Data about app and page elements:

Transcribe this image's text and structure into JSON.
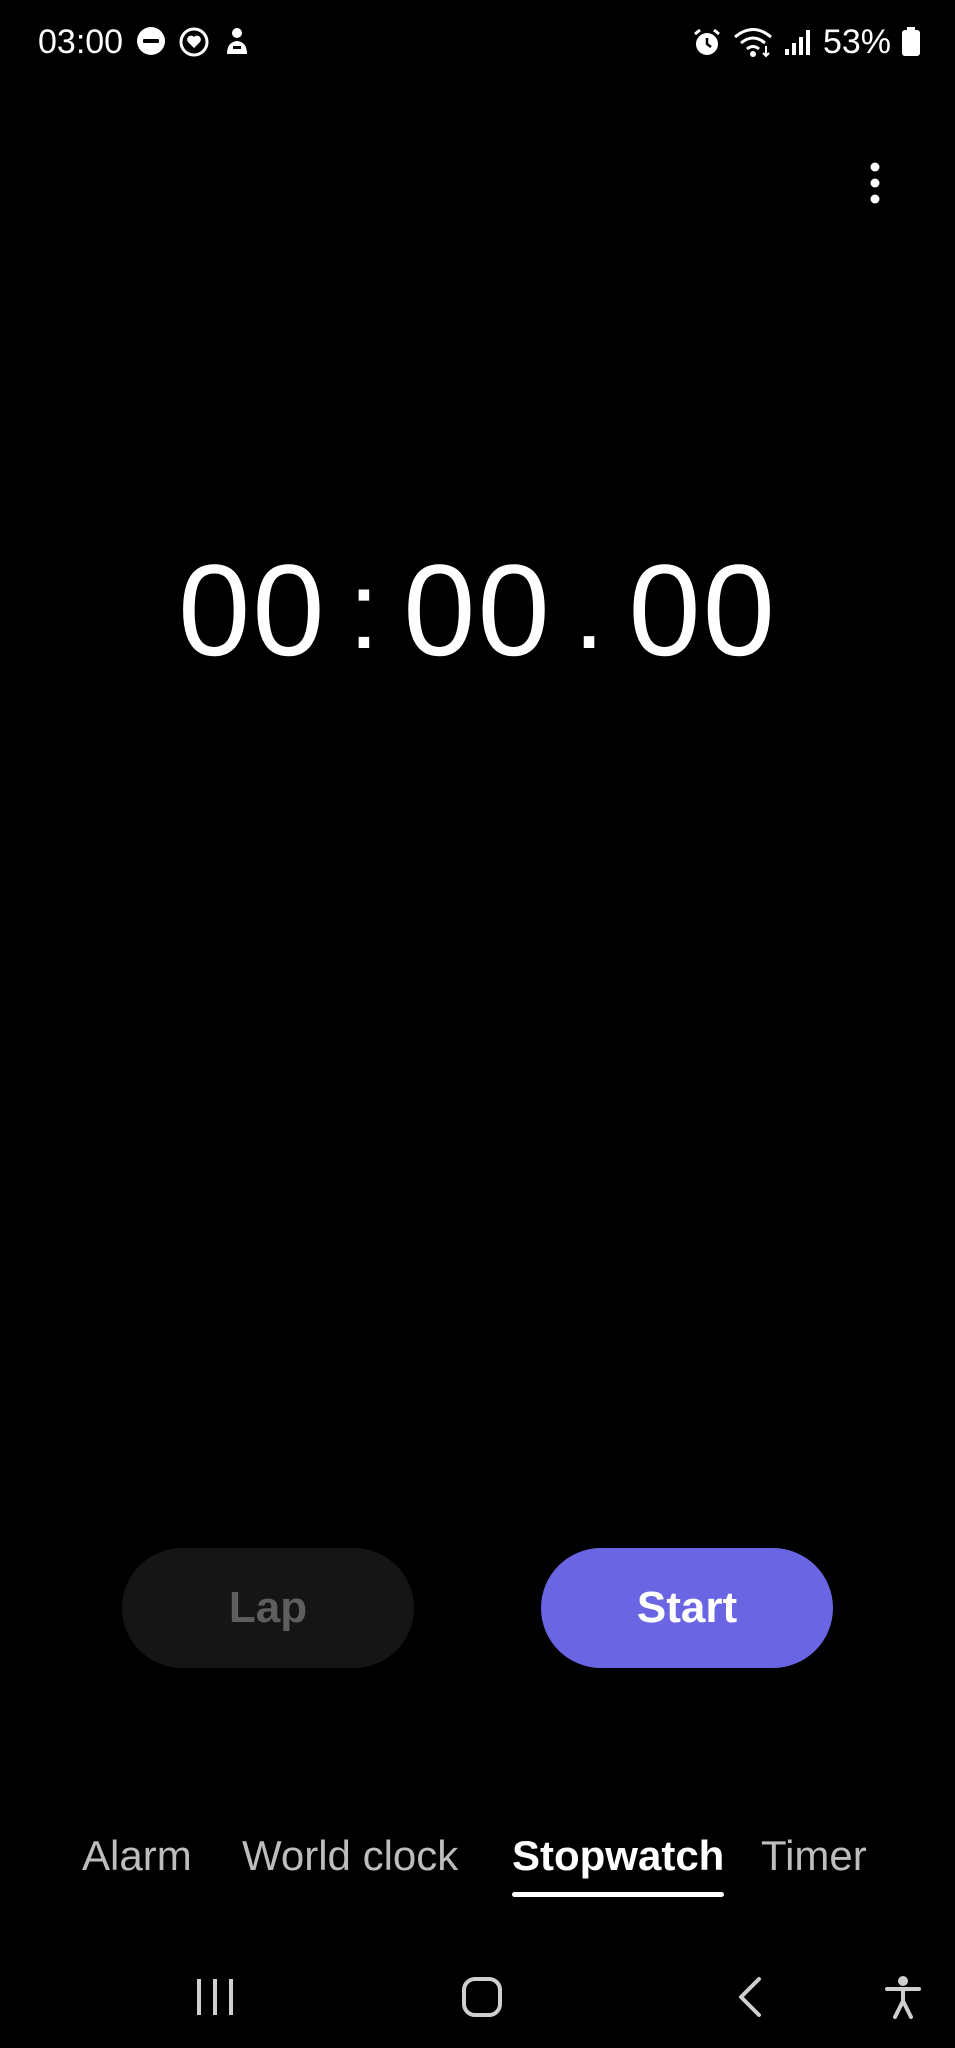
{
  "status_bar": {
    "time": "03:00",
    "battery_percent": "53%",
    "left_icons": [
      "do-not-disturb-icon",
      "heart-badge-icon",
      "person-notification-icon"
    ],
    "right_icons": [
      "alarm-icon",
      "wifi-icon",
      "signal-icon",
      "battery-icon"
    ]
  },
  "header": {
    "more_options_icon": "more-vertical-icon"
  },
  "stopwatch": {
    "minutes": "00",
    "seconds": "00",
    "hundredths": "00",
    "sep1": ":",
    "sep2": "."
  },
  "buttons": {
    "lap_label": "Lap",
    "start_label": "Start"
  },
  "tabs": [
    {
      "label": "Alarm",
      "active": false
    },
    {
      "label": "World clock",
      "active": false
    },
    {
      "label": "Stopwatch",
      "active": true
    },
    {
      "label": "Timer",
      "active": false
    }
  ],
  "colors": {
    "accent": "#6a66e3",
    "background": "#000000",
    "lap_button_bg": "#151515",
    "inactive_tab_text": "#bdbdbd"
  },
  "nav_bar": {
    "icons": [
      "recent-apps-icon",
      "home-icon",
      "back-icon",
      "accessibility-icon"
    ]
  }
}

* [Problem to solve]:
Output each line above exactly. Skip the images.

* [Response to this task]:
Transcribe this image's text and structure into JSON.
{
  "status_bar": {
    "time": "03:00",
    "battery_percent": "53%",
    "left_icons": [
      "do-not-disturb-icon",
      "heart-badge-icon",
      "person-notification-icon"
    ],
    "right_icons": [
      "alarm-icon",
      "wifi-icon",
      "signal-icon",
      "battery-icon"
    ]
  },
  "header": {
    "more_options_icon": "more-vertical-icon"
  },
  "stopwatch": {
    "minutes": "00",
    "seconds": "00",
    "hundredths": "00",
    "sep1": ":",
    "sep2": "."
  },
  "buttons": {
    "lap_label": "Lap",
    "start_label": "Start"
  },
  "tabs": [
    {
      "label": "Alarm",
      "active": false
    },
    {
      "label": "World clock",
      "active": false
    },
    {
      "label": "Stopwatch",
      "active": true
    },
    {
      "label": "Timer",
      "active": false
    }
  ],
  "colors": {
    "accent": "#6a66e3",
    "background": "#000000",
    "lap_button_bg": "#151515",
    "inactive_tab_text": "#bdbdbd"
  },
  "nav_bar": {
    "icons": [
      "recent-apps-icon",
      "home-icon",
      "back-icon",
      "accessibility-icon"
    ]
  }
}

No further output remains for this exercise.